Finding the captain, known by the colors he wore, she let one final arrow fly, barely missing him as it flew past. That should get the message across, she mused as the ship disappeared over the trees.



Moving down the hill to the carnage, Komae touched the fallen trees. She recognized each and every one, grieving their demise, remembering when they had once been a living thing, vibrant, alive with promise of new trees, of the cycle of eternal green. Stooping down, she uncovered a small seedling now bent over, nearly covered in sawdust, and carefully straightening it. Fools, she thought, no sense of the future, only out for what they can take from the present.

A slight whiff, an odor not of the forest and foul to her nose, caused her to wheel around, arrow notched and ready. Slowly, she came around a large stump, revealing a hunched woman holding her leg, rocking back and forth. Komae looked around quickly, but could not sense anyone else, alive or dead.
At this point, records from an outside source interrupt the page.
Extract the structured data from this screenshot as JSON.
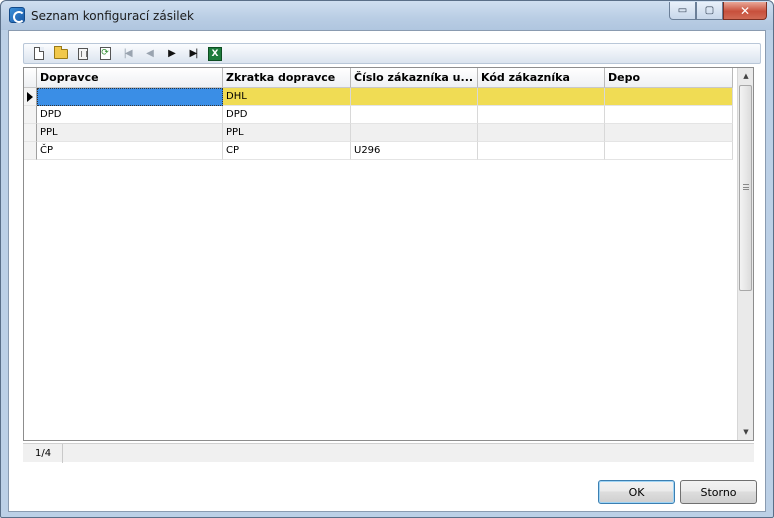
{
  "window": {
    "title": "Seznam konfigurací zásilek",
    "controls": {
      "minimize": "▭",
      "maximize": "▢",
      "close": "✕"
    }
  },
  "toolbar": {
    "buttons": [
      {
        "name": "new",
        "icon": "new-document-icon"
      },
      {
        "name": "open",
        "icon": "open-folder-icon"
      },
      {
        "name": "delete",
        "icon": "delete-icon"
      },
      {
        "name": "refresh",
        "icon": "refresh-icon"
      },
      {
        "name": "first",
        "icon": "first-record-icon",
        "glyph": "|◀",
        "enabled": false
      },
      {
        "name": "previous",
        "icon": "previous-record-icon",
        "glyph": "◀",
        "enabled": false
      },
      {
        "name": "next",
        "icon": "next-record-icon",
        "glyph": "▶",
        "enabled": true
      },
      {
        "name": "last",
        "icon": "last-record-icon",
        "glyph": "▶|",
        "enabled": true
      },
      {
        "name": "export",
        "icon": "excel-export-icon",
        "glyph": "X"
      }
    ]
  },
  "grid": {
    "columns": [
      "Dopravce",
      "Zkratka dopravce",
      "Číslo zákazníka u...",
      "Kód zákazníka",
      "Depo"
    ],
    "rows": [
      [
        "",
        "DHL",
        "",
        "",
        ""
      ],
      [
        "DPD",
        "DPD",
        "",
        "",
        ""
      ],
      [
        "PPL",
        "PPL",
        "",
        "",
        ""
      ],
      [
        "ČP",
        "CP",
        "U296",
        "",
        ""
      ]
    ],
    "selected_row": 0
  },
  "status": {
    "record_position": "1/4"
  },
  "buttons": {
    "ok": "OK",
    "cancel": "Storno"
  },
  "colors": {
    "selection_row": "#f0dc54",
    "current_cell": "#3a8ee6"
  }
}
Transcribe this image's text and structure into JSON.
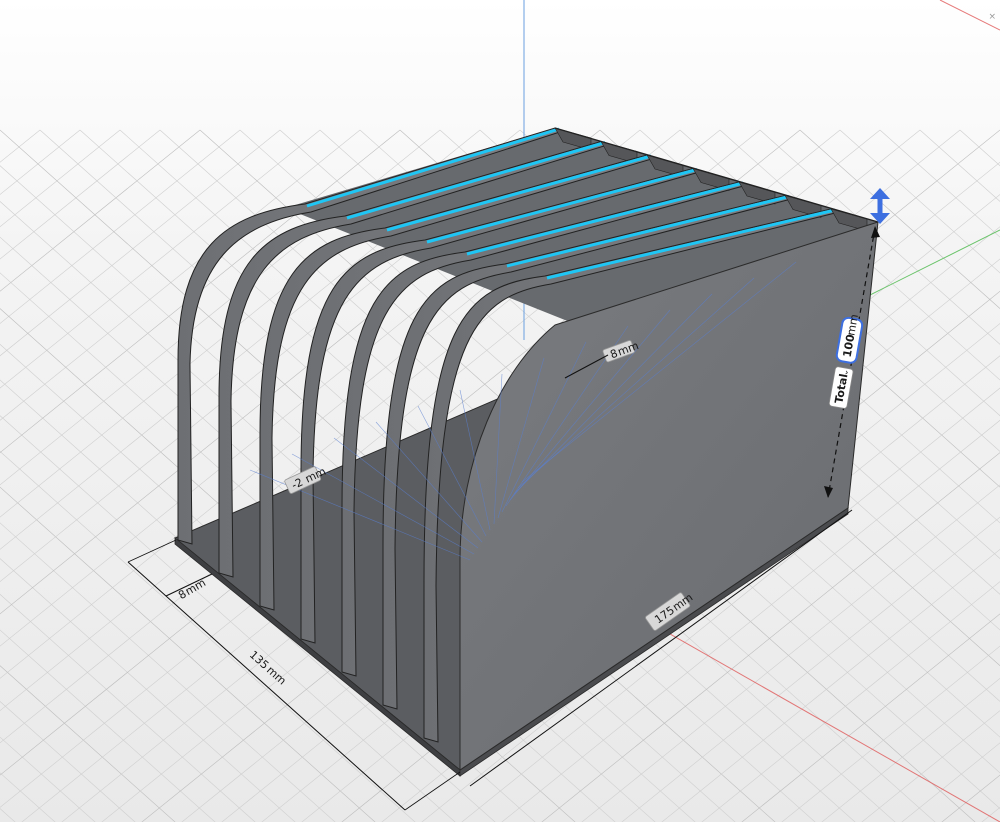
{
  "window": {
    "close_glyph": "×"
  },
  "dimensions": {
    "total_height_value": "100",
    "total_height_unit": "mm",
    "total_label": "Total",
    "depth_label": "175",
    "width_label": "135",
    "divider_spacing_label": "8",
    "thickness_label": "-2",
    "small_label": "8",
    "unit": "mm"
  },
  "colors": {
    "background": "#e9e9e9",
    "grid": "#cfcfcf",
    "grid_major": "#bdbdbd",
    "axis_x": "#e05a5a",
    "axis_y": "#6a9fe0",
    "axis_z": "#6ac46a",
    "model_face": "#717377",
    "model_side": "#8a8c90",
    "model_dark": "#555659",
    "edge_highlight": "#1ec6f5",
    "handle": "#3d6fe0"
  },
  "icons": {
    "resize_handle": "double-arrow-vertical-icon",
    "dropdown": "chevron-down-icon"
  }
}
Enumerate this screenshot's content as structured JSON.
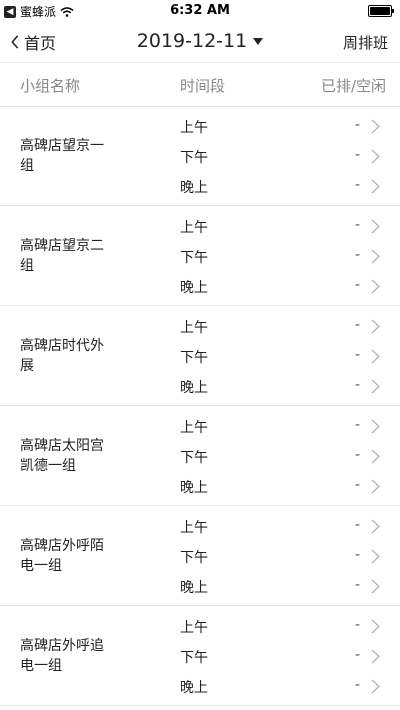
{
  "status_bar": {
    "back_app_badge": "◀",
    "carrier": "蜜蜂派",
    "time": "6:32 AM",
    "battery_level": 1.0
  },
  "nav": {
    "back_label": "首页",
    "date": "2019-12-11",
    "right_label": "周排班"
  },
  "table_header": {
    "group_name": "小组名称",
    "time_slot": "时间段",
    "status": "已排/空闲"
  },
  "groups": [
    {
      "name": "高碑店望京一组",
      "slots": [
        {
          "label": "上午",
          "value": "-"
        },
        {
          "label": "下午",
          "value": "-"
        },
        {
          "label": "晚上",
          "value": "-"
        }
      ]
    },
    {
      "name": "高碑店望京二组",
      "slots": [
        {
          "label": "上午",
          "value": "-"
        },
        {
          "label": "下午",
          "value": "-"
        },
        {
          "label": "晚上",
          "value": "-"
        }
      ]
    },
    {
      "name": "高碑店时代外展",
      "slots": [
        {
          "label": "上午",
          "value": "-"
        },
        {
          "label": "下午",
          "value": "-"
        },
        {
          "label": "晚上",
          "value": "-"
        }
      ]
    },
    {
      "name": "高碑店太阳宫凯德一组",
      "slots": [
        {
          "label": "上午",
          "value": "-"
        },
        {
          "label": "下午",
          "value": "-"
        },
        {
          "label": "晚上",
          "value": "-"
        }
      ]
    },
    {
      "name": "高碑店外呼陌电一组",
      "slots": [
        {
          "label": "上午",
          "value": "-"
        },
        {
          "label": "下午",
          "value": "-"
        },
        {
          "label": "晚上",
          "value": "-"
        }
      ]
    },
    {
      "name": "高碑店外呼追电一组",
      "slots": [
        {
          "label": "上午",
          "value": "-"
        },
        {
          "label": "下午",
          "value": "-"
        },
        {
          "label": "晚上",
          "value": "-"
        }
      ]
    }
  ]
}
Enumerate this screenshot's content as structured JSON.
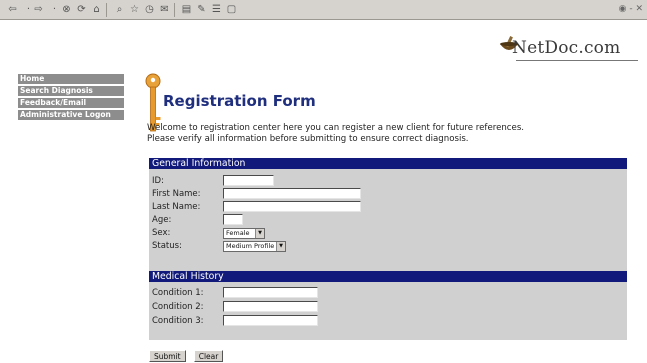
{
  "toolbar": {
    "buttons": [
      "back-icon",
      "forward-icon",
      "stop-icon",
      "refresh-icon",
      "home-icon",
      "search-icon",
      "favorites-icon",
      "history-icon",
      "mail-icon",
      "print-icon",
      "edit-icon",
      "discuss-icon",
      "messenger-icon"
    ]
  },
  "logo": {
    "text": "NetDoc.com"
  },
  "sidebar": {
    "items": [
      {
        "label": "Home"
      },
      {
        "label": "Search Diagnosis"
      },
      {
        "label": "Feedback/Email"
      },
      {
        "label": "Administrative Logon"
      }
    ]
  },
  "page": {
    "title": "Registration Form",
    "intro_line1": "Welcome to registration center here you can register a new client for future references.",
    "intro_line2": "Please verify all information  before submitting to ensure correct diagnosis."
  },
  "general": {
    "header": "General Information",
    "id_label": "ID:",
    "first_name_label": "First Name:",
    "last_name_label": "Last Name:",
    "age_label": "Age:",
    "sex_label": "Sex:",
    "sex_value": "Female",
    "status_label": "Status:",
    "status_value": "Medium Profile"
  },
  "medical": {
    "header": "Medical History",
    "condition1_label": "Condition 1:",
    "condition2_label": "Condition 2:",
    "condition3_label": "Condition 3:"
  },
  "actions": {
    "submit_label": "Submit",
    "clear_label": "Clear"
  },
  "colors": {
    "section_header": "#111a7a",
    "title": "#1f2f7e",
    "section_body": "#d0d0d0",
    "sidebar": "#8d8d8d"
  }
}
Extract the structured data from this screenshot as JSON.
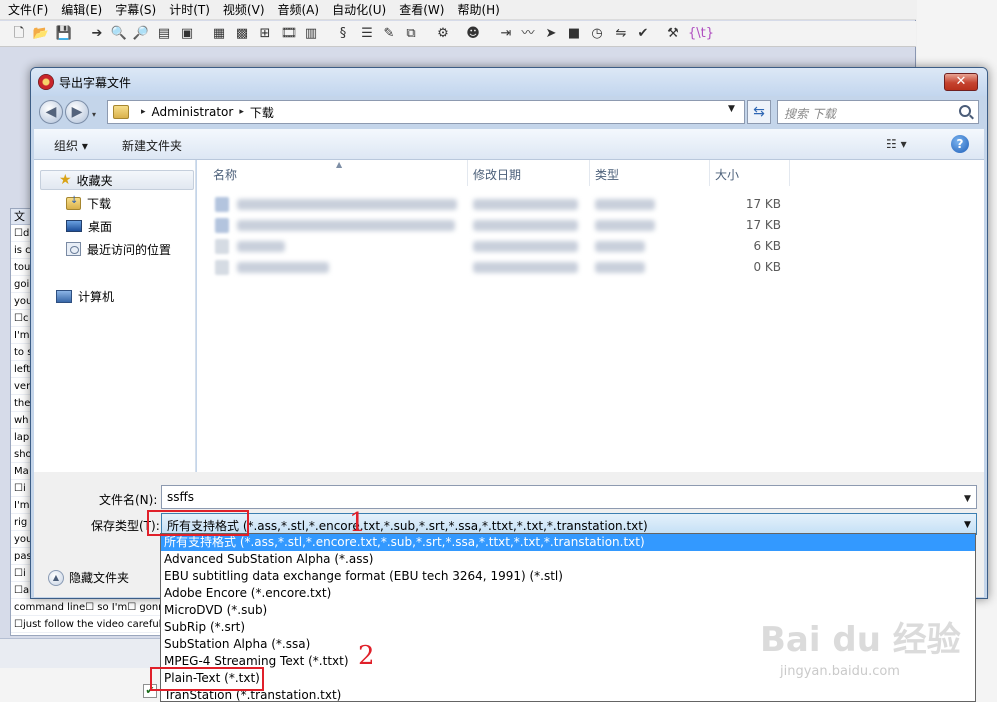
{
  "background_app": {
    "menu": [
      "文件(F)",
      "编辑(E)",
      "字幕(S)",
      "计时(T)",
      "视频(V)",
      "音频(A)",
      "自动化(U)",
      "查看(W)",
      "帮助(H)"
    ],
    "subtitle_header": "文",
    "subtitle_rows": [
      "☐d",
      "is c",
      "tou",
      "goi",
      "you",
      "☐c",
      "I'm",
      "to s",
      "left",
      "ver",
      "the",
      "wh",
      "lap",
      "sho",
      "Ma",
      "☐i",
      "I'm",
      "rig",
      "you",
      "pas",
      "☐i",
      "☐a",
      "command line☐ so I'm☐ gonna",
      "☐just follow the video carefull"
    ]
  },
  "dialog": {
    "title": "导出字幕文件",
    "close_glyph": "✕",
    "breadcrumb": [
      "Administrator",
      "下载"
    ],
    "search_placeholder": "搜索 下载",
    "commands": {
      "organize": "组织 ▾",
      "new_folder": "新建文件夹",
      "view": "☷ ▾",
      "help": "?"
    },
    "nav": {
      "favorites": "收藏夹",
      "downloads": "下载",
      "desktop": "桌面",
      "recent": "最近访问的位置",
      "computer": "计算机"
    },
    "columns": {
      "name": "名称",
      "modified": "修改日期",
      "type": "类型",
      "size": "大小"
    },
    "file_sizes": [
      "17 KB",
      "17 KB",
      "6 KB",
      "0 KB"
    ],
    "filename_label": "文件名(N):",
    "filename_value": "ssffs",
    "filetype_label": "保存类型(T):",
    "filetype_value": "所有支持格式 (*.ass,*.stl,*.encore.txt,*.sub,*.srt,*.ssa,*.ttxt,*.txt,*.transtation.txt)",
    "hide_folders": "隐藏文件夹"
  },
  "dropdown_options": [
    "所有支持格式 (*.ass,*.stl,*.encore.txt,*.sub,*.srt,*.ssa,*.ttxt,*.txt,*.transtation.txt)",
    "Advanced SubStation Alpha (*.ass)",
    "EBU subtitling data exchange format (EBU tech 3264, 1991) (*.stl)",
    "Adobe Encore (*.encore.txt)",
    "MicroDVD (*.sub)",
    "SubRip (*.srt)",
    "SubStation Alpha (*.ssa)",
    "MPEG-4 Streaming Text (*.ttxt)",
    "Plain-Text (*.txt)",
    "TranStation (*.transtation.txt)"
  ],
  "annotations": {
    "mark1": "1",
    "mark2": "2"
  },
  "watermark": {
    "brand": "Bai du 经验",
    "url": "jingyan.baidu.com"
  },
  "colors": {
    "accent": "#3399ff",
    "annotation": "#e0202a",
    "close": "#c5432f"
  }
}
Drawing her bow back to almost breaking, she aimed at the crouching figure’s heart.

Are you going to eat me?

Holding the drawn bow until her arms hurt, Komae wrestled her conscience within, finally letting the tension release and the string relax. After a moment she said, “How badly are you hurt?”

The woman, startled, looked up, unbelief in her eyes. “Are you going to eat me?”

“What?” Komae said, shocked at her words.

“They say you are demons, and you feed on the flesh of those you capture – while they yet live!”

Shaking her head in disgust, Komae said, “We don’t eat people.”

The woman obviously didn’t believe her, for she backed away as Komae stepped forward. “I am not going to hurt you, and I certainly won’t eat you. I don’t eat meat, anyway,” she said. “Do you have any weapons? Because if you do and you try to attack me, then I will harm you.”

The woman shook her head, still holding her leg.

“Is it broken?”

“No, I don’t think so, it twisted as I ran.”

Healing leaf

Putting her bow behind her back, Komae reached into her side pouch, finding a healing leaf infused with herbs. Looking at the woman, she said, “I am going to give you something and I want you to chew it, it will ease your pain and help you to heal quickly.”

The woman, still frightened out of her wits, shook her head.

Komae, growing impatient, said, “If I had wanted to kill any of you, you would be dead already. I didn’t have to miss. I promise I will not harm you. You don’t have many options either, I suggest you trust me.”

The woman, looking around a little, turned back and said, “Okay.”

Approaching slowly, Komae held out the leaf. “Put it in your mouth and chew it slowly. It works swiftly, you will feel better.”

Seeing the woman chew and relief coming to her face, Komae sat crouched down, thinking. Fey will never allow a Hader into her city, and the southern port is hundreds of leagues away. She’ll most likely die in the forest without help.

Now what?

Sighing, Komae thought, Now what?

“I feel better,” came the tentative words from her captive.

Komae knew she would, the forest medicine was nothing short of miraculous, second only to the fruit of the Tree of Life. Standing, Komae asked, “What are you called.”

The woman, even with feeling better, still appeared scared and wouldn’t answer, causing Komae to swear, “By Alethea’s sanctuary, I will not harm you. Can you stand?”

She nodded.

Then Komae asked, “Do you think they will look for you?”

She shook her head, “They know a Forest Warden is here, they would never risk it.”

“I need time to think, we will find water and camp until your leg heals. Give me no trouble and I promise you will live.”

The woman looked towards the living forest and said, “They say there are monsters in there, we will die!”

Looking at the woman, Komae wondered, Where do you get your information? “I don’t have patience for this, just follow me.”

Gingerly, the woman stood, putting just a little weight on her leg until she found it was quite sound.

Komae started slowly, looking back as the woman, eyes on the forest, reluctantly followed.

These Are The Days by Zach Winters